Looking back on my drinking days, there are several things that I was missing that kept me where I was. In my self-reliance I was missing God, true connectivity with others, the ability to follow through, self-love and respect, and ultimately my purpose for being. Without purpose, what was the point following through? Without purpose, what was the point of trying to better myself? Without purpose, what did I have to offer other people in relationships? Without purpose, why believe in a God who would place an empty shell of a being on his good earth? … In my mind I had absolutely nothing to offer, nothing to believe in, and no reason to better myself, because I didn’t see myself as worthy or a good investment.
Purpose came to me slowly through the program of AA, in a beautiful sneaky way where I didn’t even know it was happening. At first, my purpose was to do my part in treatment- to participate, heal, and better myself so that I could be safe out in the world. When I was reintroduced to the real world, my purpose was to greet people at the doors of meetings, to make coffee, to be there for people who had less time than me, to be a good daughter and sister, to be a good employee as a dog-washer at PetSmart, and to clean a yoga studio in exchange for yoga classes. I didn’t have a car or much money, but I had purpose- the smallest things helped me to rise above my darkened past. I had goals with purpose behind them- giving me the ability and strength to follow through for once in my life. Those purposeful opportunities snowballed into larger ones.
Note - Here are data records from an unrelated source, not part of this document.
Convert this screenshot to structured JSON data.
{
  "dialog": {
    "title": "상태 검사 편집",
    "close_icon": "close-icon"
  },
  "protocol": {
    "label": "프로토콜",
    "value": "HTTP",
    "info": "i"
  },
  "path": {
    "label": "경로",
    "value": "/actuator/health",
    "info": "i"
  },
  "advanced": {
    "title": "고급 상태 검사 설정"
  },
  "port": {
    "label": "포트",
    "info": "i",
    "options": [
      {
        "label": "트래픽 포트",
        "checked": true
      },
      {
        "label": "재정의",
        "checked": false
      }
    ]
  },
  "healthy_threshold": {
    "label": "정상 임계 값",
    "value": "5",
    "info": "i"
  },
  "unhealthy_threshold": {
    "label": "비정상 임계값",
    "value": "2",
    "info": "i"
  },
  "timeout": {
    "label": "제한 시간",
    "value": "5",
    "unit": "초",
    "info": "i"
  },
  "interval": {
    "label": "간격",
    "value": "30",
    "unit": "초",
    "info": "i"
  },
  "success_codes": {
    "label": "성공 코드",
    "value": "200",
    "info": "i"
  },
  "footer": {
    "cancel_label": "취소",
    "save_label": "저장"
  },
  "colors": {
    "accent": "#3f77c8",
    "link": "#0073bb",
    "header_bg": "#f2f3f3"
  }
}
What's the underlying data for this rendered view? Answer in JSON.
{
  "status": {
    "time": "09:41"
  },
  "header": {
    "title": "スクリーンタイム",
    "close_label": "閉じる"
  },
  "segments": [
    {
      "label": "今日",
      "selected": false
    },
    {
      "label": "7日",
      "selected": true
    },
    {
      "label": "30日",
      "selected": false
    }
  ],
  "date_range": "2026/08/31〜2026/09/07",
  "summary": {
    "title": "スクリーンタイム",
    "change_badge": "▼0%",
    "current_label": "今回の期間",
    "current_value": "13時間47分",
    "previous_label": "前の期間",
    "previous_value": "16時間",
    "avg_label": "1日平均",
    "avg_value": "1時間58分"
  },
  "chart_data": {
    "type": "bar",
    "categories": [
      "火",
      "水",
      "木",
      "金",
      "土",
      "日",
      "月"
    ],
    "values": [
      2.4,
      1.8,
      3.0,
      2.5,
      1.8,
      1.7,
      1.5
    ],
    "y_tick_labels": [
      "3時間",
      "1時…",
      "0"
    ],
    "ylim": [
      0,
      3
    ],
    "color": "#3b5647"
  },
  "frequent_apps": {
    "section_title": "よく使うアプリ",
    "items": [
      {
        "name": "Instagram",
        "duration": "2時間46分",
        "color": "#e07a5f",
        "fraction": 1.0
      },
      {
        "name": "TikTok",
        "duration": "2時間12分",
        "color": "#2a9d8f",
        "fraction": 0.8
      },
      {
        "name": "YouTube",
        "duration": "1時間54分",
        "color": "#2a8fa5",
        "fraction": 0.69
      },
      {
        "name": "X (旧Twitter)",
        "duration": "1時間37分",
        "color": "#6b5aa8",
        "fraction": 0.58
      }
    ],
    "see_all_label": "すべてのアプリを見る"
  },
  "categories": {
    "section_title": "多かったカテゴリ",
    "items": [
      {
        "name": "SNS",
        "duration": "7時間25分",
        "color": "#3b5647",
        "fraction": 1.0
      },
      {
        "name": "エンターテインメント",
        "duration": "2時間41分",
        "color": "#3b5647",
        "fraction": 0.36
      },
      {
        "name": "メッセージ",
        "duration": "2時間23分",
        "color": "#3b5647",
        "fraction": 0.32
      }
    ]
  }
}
Through my service work at a yoga studio, I attained a scholarship to become a yoga teacher and began teaching in treatment centers and for the Sherriff’s Department, offering peace and serenity to others when in the past I was only capable of taking peace and serenity away. I ran a business for 7 years that was based on the principles of recovery. Eventually, I became a nurse, and my journey continues in school as I am working toward my Masters Degree. Recently, becoming a mother has added a whole new wonderful and complicated layer of purpose… in every aspect of my life I can find purpose buried underneath the surface, whereas before I was existing with no destination or reason in sight in the journey. Now, the darkness of being an alcoholic has meaning and huge purpose in my life – out of the flames I arose into who I became, and I can proudly say that I am a recovering alcoholic, one day at a time.
Purpose doesn’t have to be singular. It can change from moment to moment. I feel that by being present in every moment, that a purpose can be found, whether it be working hard toward a goal, doing my best to be a good nurse, taking a self-care break, hitting a meeting, working with a sponsee, or feeding my kid some spaghetti and finding joy in the mess… it all matters to build a balance in a happy and content life.